_WHAT IS BEING ASKED_:
Restate the records exactly. Include all of them.

BEGIN DATA SHOWN

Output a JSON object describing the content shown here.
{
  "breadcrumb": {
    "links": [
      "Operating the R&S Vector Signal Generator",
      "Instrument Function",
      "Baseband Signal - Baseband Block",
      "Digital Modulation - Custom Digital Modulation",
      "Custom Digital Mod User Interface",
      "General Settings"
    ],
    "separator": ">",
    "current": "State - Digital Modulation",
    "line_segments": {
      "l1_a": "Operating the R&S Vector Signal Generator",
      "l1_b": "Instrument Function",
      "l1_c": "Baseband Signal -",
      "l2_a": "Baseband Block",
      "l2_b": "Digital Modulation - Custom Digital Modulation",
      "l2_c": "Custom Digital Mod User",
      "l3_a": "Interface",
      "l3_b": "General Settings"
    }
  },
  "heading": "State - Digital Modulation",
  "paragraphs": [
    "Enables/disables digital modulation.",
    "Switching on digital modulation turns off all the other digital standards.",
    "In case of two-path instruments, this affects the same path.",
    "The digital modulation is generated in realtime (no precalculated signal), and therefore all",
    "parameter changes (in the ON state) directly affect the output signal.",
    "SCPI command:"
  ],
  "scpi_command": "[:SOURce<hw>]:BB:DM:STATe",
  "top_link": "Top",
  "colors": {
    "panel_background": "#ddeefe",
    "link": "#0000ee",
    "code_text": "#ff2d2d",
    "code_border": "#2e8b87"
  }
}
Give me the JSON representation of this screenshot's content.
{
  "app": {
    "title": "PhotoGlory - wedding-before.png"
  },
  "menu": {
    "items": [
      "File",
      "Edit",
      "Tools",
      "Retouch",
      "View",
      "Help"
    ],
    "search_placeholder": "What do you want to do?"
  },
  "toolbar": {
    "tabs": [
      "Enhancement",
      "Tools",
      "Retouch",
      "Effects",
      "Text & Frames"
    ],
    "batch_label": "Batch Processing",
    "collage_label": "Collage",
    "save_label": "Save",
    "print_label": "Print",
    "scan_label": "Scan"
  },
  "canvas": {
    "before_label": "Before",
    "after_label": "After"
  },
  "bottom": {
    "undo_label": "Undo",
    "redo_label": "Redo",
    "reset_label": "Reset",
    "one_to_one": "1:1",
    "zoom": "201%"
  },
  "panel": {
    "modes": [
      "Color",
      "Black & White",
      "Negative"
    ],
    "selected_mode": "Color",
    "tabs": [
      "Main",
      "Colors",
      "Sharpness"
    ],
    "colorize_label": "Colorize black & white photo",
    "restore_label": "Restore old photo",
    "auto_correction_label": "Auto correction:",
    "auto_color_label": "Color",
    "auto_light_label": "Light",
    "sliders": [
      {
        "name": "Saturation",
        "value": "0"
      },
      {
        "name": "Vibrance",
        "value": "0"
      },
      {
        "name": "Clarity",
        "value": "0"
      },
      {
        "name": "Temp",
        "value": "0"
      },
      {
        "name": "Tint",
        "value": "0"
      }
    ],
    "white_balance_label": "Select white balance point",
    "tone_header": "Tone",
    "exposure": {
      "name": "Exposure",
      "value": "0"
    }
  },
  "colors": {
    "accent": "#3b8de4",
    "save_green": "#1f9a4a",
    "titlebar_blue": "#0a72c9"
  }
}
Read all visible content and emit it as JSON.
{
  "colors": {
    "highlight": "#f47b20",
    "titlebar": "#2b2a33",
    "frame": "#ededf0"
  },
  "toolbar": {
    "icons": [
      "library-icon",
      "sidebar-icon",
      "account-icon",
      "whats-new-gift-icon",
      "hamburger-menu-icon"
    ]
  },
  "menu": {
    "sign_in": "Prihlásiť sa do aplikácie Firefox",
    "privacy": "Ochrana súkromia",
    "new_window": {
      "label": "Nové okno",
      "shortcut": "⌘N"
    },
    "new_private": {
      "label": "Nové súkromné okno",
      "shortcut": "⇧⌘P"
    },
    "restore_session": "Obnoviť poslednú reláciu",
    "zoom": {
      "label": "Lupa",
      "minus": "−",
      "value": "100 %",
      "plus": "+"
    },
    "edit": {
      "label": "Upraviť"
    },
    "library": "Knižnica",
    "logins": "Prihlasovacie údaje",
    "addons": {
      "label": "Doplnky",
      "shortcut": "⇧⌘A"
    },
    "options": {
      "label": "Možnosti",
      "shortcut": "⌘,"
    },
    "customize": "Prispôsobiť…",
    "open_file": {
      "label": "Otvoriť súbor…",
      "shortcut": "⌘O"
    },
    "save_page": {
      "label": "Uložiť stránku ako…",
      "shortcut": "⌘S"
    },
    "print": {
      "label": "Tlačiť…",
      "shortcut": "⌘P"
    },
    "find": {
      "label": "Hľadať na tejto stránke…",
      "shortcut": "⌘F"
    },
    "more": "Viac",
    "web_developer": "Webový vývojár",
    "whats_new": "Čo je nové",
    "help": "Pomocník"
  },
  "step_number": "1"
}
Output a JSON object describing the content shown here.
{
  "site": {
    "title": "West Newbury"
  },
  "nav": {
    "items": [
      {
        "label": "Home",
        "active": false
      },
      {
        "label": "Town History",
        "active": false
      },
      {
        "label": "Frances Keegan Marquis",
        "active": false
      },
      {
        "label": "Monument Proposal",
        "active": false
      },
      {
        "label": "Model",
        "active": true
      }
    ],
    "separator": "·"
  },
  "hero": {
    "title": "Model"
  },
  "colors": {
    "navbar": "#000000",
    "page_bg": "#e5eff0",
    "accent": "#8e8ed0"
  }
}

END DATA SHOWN

_RESPONSE AREA_:
Output a JSON object describing the content shown here.
{
  "breadcrumb": {
    "links": [
      "Operating the R&S Vector Signal Generator",
      "Instrument Function",
      "Baseband Signal - Baseband Block",
      "Digital Modulation - Custom Digital Modulation",
      "Custom Digital Mod User Interface",
      "General Settings"
    ],
    "separator": ">",
    "current": "State - Digital Modulation",
    "line_segments": {
      "l1_a": "Operating the R&S Vector Signal Generator",
      "l1_b": "Instrument Function",
      "l1_c": "Baseband Signal -",
      "l2_a": "Baseband Block",
      "l2_b": "Digital Modulation - Custom Digital Modulation",
      "l2_c": "Custom Digital Mod User",
      "l3_a": "Interface",
      "l3_b": "General Settings"
    }
  },
  "heading": "State - Digital Modulation",
  "paragraphs": [
    "Enables/disables digital modulation.",
    "Switching on digital modulation turns off all the other digital standards.",
    "In case of two-path instruments, this affects the same path.",
    "The digital modulation is generated in realtime (no precalculated signal), and therefore all",
    "parameter changes (in the ON state) directly affect the output signal.",
    "SCPI command:"
  ],
  "scpi_command": "[:SOURce<hw>]:BB:DM:STATe",
  "top_link": "Top",
  "colors": {
    "panel_background": "#ddeefe",
    "link": "#0000ee",
    "code_text": "#ff2d2d",
    "code_border": "#2e8b87"
  }
}
Give me the JSON representation of this screenshot's content.
{
  "app": {
    "title": "PhotoGlory - wedding-before.png"
  },
  "menu": {
    "items": [
      "File",
      "Edit",
      "Tools",
      "Retouch",
      "View",
      "Help"
    ],
    "search_placeholder": "What do you want to do?"
  },
  "toolbar": {
    "tabs": [
      "Enhancement",
      "Tools",
      "Retouch",
      "Effects",
      "Text & Frames"
    ],
    "batch_label": "Batch Processing",
    "collage_label": "Collage",
    "save_label": "Save",
    "print_label": "Print",
    "scan_label": "Scan"
  },
  "canvas": {
    "before_label": "Before",
    "after_label": "After"
  },
  "bottom": {
    "undo_label": "Undo",
    "redo_label": "Redo",
    "reset_label": "Reset",
    "one_to_one": "1:1",
    "zoom": "201%"
  },
  "panel": {
    "modes": [
      "Color",
      "Black & White",
      "Negative"
    ],
    "selected_mode": "Color",
    "tabs": [
      "Main",
      "Colors",
      "Sharpness"
    ],
    "colorize_label": "Colorize black & white photo",
    "restore_label": "Restore old photo",
    "auto_correction_label": "Auto correction:",
    "auto_color_label": "Color",
    "auto_light_label": "Light",
    "sliders": [
      {
        "name": "Saturation",
        "value": "0"
      },
      {
        "name": "Vibrance",
        "value": "0"
      },
      {
        "name": "Clarity",
        "value": "0"
      },
      {
        "name": "Temp",
        "value": "0"
      },
      {
        "name": "Tint",
        "value": "0"
      }
    ],
    "white_balance_label": "Select white balance point",
    "tone_header": "Tone",
    "exposure": {
      "name": "Exposure",
      "value": "0"
    }
  },
  "colors": {
    "accent": "#3b8de4",
    "save_green": "#1f9a4a",
    "titlebar_blue": "#0a72c9"
  }
}
Read all visible content and emit it as JSON.
{
  "colors": {
    "highlight": "#f47b20",
    "titlebar": "#2b2a33",
    "frame": "#ededf0"
  },
  "toolbar": {
    "icons": [
      "library-icon",
      "sidebar-icon",
      "account-icon",
      "whats-new-gift-icon",
      "hamburger-menu-icon"
    ]
  },
  "menu": {
    "sign_in": "Prihlásiť sa do aplikácie Firefox",
    "privacy": "Ochrana súkromia",
    "new_window": {
      "label": "Nové okno",
      "shortcut": "⌘N"
    },
    "new_private": {
      "label": "Nové súkromné okno",
      "shortcut": "⇧⌘P"
    },
    "restore_session": "Obnoviť poslednú reláciu",
    "zoom": {
      "label": "Lupa",
      "minus": "−",
      "value": "100 %",
      "plus": "+"
    },
    "edit": {
      "label": "Upraviť"
    },
    "library": "Knižnica",
    "logins": "Prihlasovacie údaje",
    "addons": {
      "label": "Doplnky",
      "shortcut": "⇧⌘A"
    },
    "options": {
      "label": "Možnosti",
      "shortcut": "⌘,"
    },
    "customize": "Prispôsobiť…",
    "open_file": {
      "label": "Otvoriť súbor…",
      "shortcut": "⌘O"
    },
    "save_page": {
      "label": "Uložiť stránku ako…",
      "shortcut": "⌘S"
    },
    "print": {
      "label": "Tlačiť…",
      "shortcut": "⌘P"
    },
    "find": {
      "label": "Hľadať na tejto stránke…",
      "shortcut": "⌘F"
    },
    "more": "Viac",
    "web_developer": "Webový vývojár",
    "whats_new": "Čo je nové",
    "help": "Pomocník"
  },
  "step_number": "1"
}
Output a JSON object describing the content shown here.
{
  "site": {
    "title": "West Newbury"
  },
  "nav": {
    "items": [
      {
        "label": "Home",
        "active": false
      },
      {
        "label": "Town History",
        "active": false
      },
      {
        "label": "Frances Keegan Marquis",
        "active": false
      },
      {
        "label": "Monument Proposal",
        "active": false
      },
      {
        "label": "Model",
        "active": true
      }
    ],
    "separator": "·"
  },
  "hero": {
    "title": "Model"
  },
  "colors": {
    "navbar": "#000000",
    "page_bg": "#e5eff0",
    "accent": "#8e8ed0"
  }
}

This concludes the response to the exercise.